» **DATA UNDER STUDY**:
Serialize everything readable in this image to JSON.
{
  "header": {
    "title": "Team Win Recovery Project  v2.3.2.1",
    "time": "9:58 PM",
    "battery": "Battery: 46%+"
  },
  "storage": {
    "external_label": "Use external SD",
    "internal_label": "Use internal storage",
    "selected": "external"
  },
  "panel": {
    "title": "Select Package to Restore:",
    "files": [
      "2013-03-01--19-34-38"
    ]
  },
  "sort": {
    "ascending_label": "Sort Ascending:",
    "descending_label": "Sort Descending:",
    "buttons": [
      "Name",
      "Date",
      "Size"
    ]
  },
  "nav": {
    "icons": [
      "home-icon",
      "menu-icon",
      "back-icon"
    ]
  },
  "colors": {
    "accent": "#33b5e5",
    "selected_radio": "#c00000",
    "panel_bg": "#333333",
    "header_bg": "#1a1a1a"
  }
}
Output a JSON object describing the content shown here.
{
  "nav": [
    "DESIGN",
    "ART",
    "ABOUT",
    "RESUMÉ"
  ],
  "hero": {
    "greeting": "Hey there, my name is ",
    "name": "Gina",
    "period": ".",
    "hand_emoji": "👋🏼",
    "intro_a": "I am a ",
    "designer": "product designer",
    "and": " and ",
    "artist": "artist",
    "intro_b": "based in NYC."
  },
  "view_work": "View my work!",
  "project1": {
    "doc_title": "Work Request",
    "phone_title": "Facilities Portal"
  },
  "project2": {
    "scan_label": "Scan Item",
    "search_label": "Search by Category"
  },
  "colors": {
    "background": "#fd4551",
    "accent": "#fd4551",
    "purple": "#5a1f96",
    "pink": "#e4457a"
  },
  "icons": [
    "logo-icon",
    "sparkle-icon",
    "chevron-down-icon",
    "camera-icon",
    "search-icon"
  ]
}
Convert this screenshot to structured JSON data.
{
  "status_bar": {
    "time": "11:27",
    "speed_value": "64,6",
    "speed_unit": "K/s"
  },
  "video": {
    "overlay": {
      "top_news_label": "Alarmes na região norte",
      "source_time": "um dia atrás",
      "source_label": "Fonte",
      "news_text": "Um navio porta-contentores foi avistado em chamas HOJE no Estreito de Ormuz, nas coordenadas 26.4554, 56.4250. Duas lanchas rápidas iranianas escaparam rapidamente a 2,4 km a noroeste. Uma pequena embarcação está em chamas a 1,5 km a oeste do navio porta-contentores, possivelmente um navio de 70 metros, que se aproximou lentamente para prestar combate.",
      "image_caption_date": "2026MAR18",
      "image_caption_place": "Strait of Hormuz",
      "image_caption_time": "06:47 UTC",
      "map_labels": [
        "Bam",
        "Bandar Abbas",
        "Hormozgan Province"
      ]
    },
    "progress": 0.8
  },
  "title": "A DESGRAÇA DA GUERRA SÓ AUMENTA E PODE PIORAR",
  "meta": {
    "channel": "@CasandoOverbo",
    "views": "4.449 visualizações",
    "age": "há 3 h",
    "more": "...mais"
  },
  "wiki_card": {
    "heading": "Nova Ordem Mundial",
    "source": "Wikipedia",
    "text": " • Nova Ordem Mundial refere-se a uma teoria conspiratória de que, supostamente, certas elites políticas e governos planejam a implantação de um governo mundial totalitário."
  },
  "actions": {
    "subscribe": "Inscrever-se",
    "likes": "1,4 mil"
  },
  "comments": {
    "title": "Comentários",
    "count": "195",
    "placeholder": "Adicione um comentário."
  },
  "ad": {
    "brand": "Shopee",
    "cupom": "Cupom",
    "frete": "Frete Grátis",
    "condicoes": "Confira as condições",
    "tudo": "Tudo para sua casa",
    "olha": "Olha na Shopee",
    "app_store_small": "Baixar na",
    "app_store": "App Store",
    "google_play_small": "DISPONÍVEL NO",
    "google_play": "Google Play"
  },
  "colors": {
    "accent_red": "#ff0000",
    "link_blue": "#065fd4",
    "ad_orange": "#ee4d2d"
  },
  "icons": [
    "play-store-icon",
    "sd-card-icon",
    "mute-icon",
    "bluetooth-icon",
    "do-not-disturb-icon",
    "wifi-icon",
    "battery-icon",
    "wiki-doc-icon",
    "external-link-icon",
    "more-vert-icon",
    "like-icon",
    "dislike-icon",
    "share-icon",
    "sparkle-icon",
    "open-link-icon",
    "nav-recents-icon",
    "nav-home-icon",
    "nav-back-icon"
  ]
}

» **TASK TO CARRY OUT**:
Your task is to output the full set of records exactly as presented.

» **RESPONSE TO THIS TASK**:
Serialize everything readable in this image to JSON.
{
  "header": {
    "title": "Team Win Recovery Project  v2.3.2.1",
    "time": "9:58 PM",
    "battery": "Battery: 46%+"
  },
  "storage": {
    "external_label": "Use external SD",
    "internal_label": "Use internal storage",
    "selected": "external"
  },
  "panel": {
    "title": "Select Package to Restore:",
    "files": [
      "2013-03-01--19-34-38"
    ]
  },
  "sort": {
    "ascending_label": "Sort Ascending:",
    "descending_label": "Sort Descending:",
    "buttons": [
      "Name",
      "Date",
      "Size"
    ]
  },
  "nav": {
    "icons": [
      "home-icon",
      "menu-icon",
      "back-icon"
    ]
  },
  "colors": {
    "accent": "#33b5e5",
    "selected_radio": "#c00000",
    "panel_bg": "#333333",
    "header_bg": "#1a1a1a"
  }
}
Output a JSON object describing the content shown here.
{
  "nav": [
    "DESIGN",
    "ART",
    "ABOUT",
    "RESUMÉ"
  ],
  "hero": {
    "greeting": "Hey there, my name is ",
    "name": "Gina",
    "period": ".",
    "hand_emoji": "👋🏼",
    "intro_a": "I am a ",
    "designer": "product designer",
    "and": " and ",
    "artist": "artist",
    "intro_b": "based in NYC."
  },
  "view_work": "View my work!",
  "project1": {
    "doc_title": "Work Request",
    "phone_title": "Facilities Portal"
  },
  "project2": {
    "scan_label": "Scan Item",
    "search_label": "Search by Category"
  },
  "colors": {
    "background": "#fd4551",
    "accent": "#fd4551",
    "purple": "#5a1f96",
    "pink": "#e4457a"
  },
  "icons": [
    "logo-icon",
    "sparkle-icon",
    "chevron-down-icon",
    "camera-icon",
    "search-icon"
  ]
}
Convert this screenshot to structured JSON data.
{
  "status_bar": {
    "time": "11:27",
    "speed_value": "64,6",
    "speed_unit": "K/s"
  },
  "video": {
    "overlay": {
      "top_news_label": "Alarmes na região norte",
      "source_time": "um dia atrás",
      "source_label": "Fonte",
      "news_text": "Um navio porta-contentores foi avistado em chamas HOJE no Estreito de Ormuz, nas coordenadas 26.4554, 56.4250. Duas lanchas rápidas iranianas escaparam rapidamente a 2,4 km a noroeste. Uma pequena embarcação está em chamas a 1,5 km a oeste do navio porta-contentores, possivelmente um navio de 70 metros, que se aproximou lentamente para prestar combate.",
      "image_caption_date": "2026MAR18",
      "image_caption_place": "Strait of Hormuz",
      "image_caption_time": "06:47 UTC",
      "map_labels": [
        "Bam",
        "Bandar Abbas",
        "Hormozgan Province"
      ]
    },
    "progress": 0.8
  },
  "title": "A DESGRAÇA DA GUERRA SÓ AUMENTA E PODE PIORAR",
  "meta": {
    "channel": "@CasandoOverbo",
    "views": "4.449 visualizações",
    "age": "há 3 h",
    "more": "...mais"
  },
  "wiki_card": {
    "heading": "Nova Ordem Mundial",
    "source": "Wikipedia",
    "text": " • Nova Ordem Mundial refere-se a uma teoria conspiratória de que, supostamente, certas elites políticas e governos planejam a implantação de um governo mundial totalitário."
  },
  "actions": {
    "subscribe": "Inscrever-se",
    "likes": "1,4 mil"
  },
  "comments": {
    "title": "Comentários",
    "count": "195",
    "placeholder": "Adicione um comentário."
  },
  "ad": {
    "brand": "Shopee",
    "cupom": "Cupom",
    "frete": "Frete Grátis",
    "condicoes": "Confira as condições",
    "tudo": "Tudo para sua casa",
    "olha": "Olha na Shopee",
    "app_store_small": "Baixar na",
    "app_store": "App Store",
    "google_play_small": "DISPONÍVEL NO",
    "google_play": "Google Play"
  },
  "colors": {
    "accent_red": "#ff0000",
    "link_blue": "#065fd4",
    "ad_orange": "#ee4d2d"
  },
  "icons": [
    "play-store-icon",
    "sd-card-icon",
    "mute-icon",
    "bluetooth-icon",
    "do-not-disturb-icon",
    "wifi-icon",
    "battery-icon",
    "wiki-doc-icon",
    "external-link-icon",
    "more-vert-icon",
    "like-icon",
    "dislike-icon",
    "share-icon",
    "sparkle-icon",
    "open-link-icon",
    "nav-recents-icon",
    "nav-home-icon",
    "nav-back-icon"
  ]
}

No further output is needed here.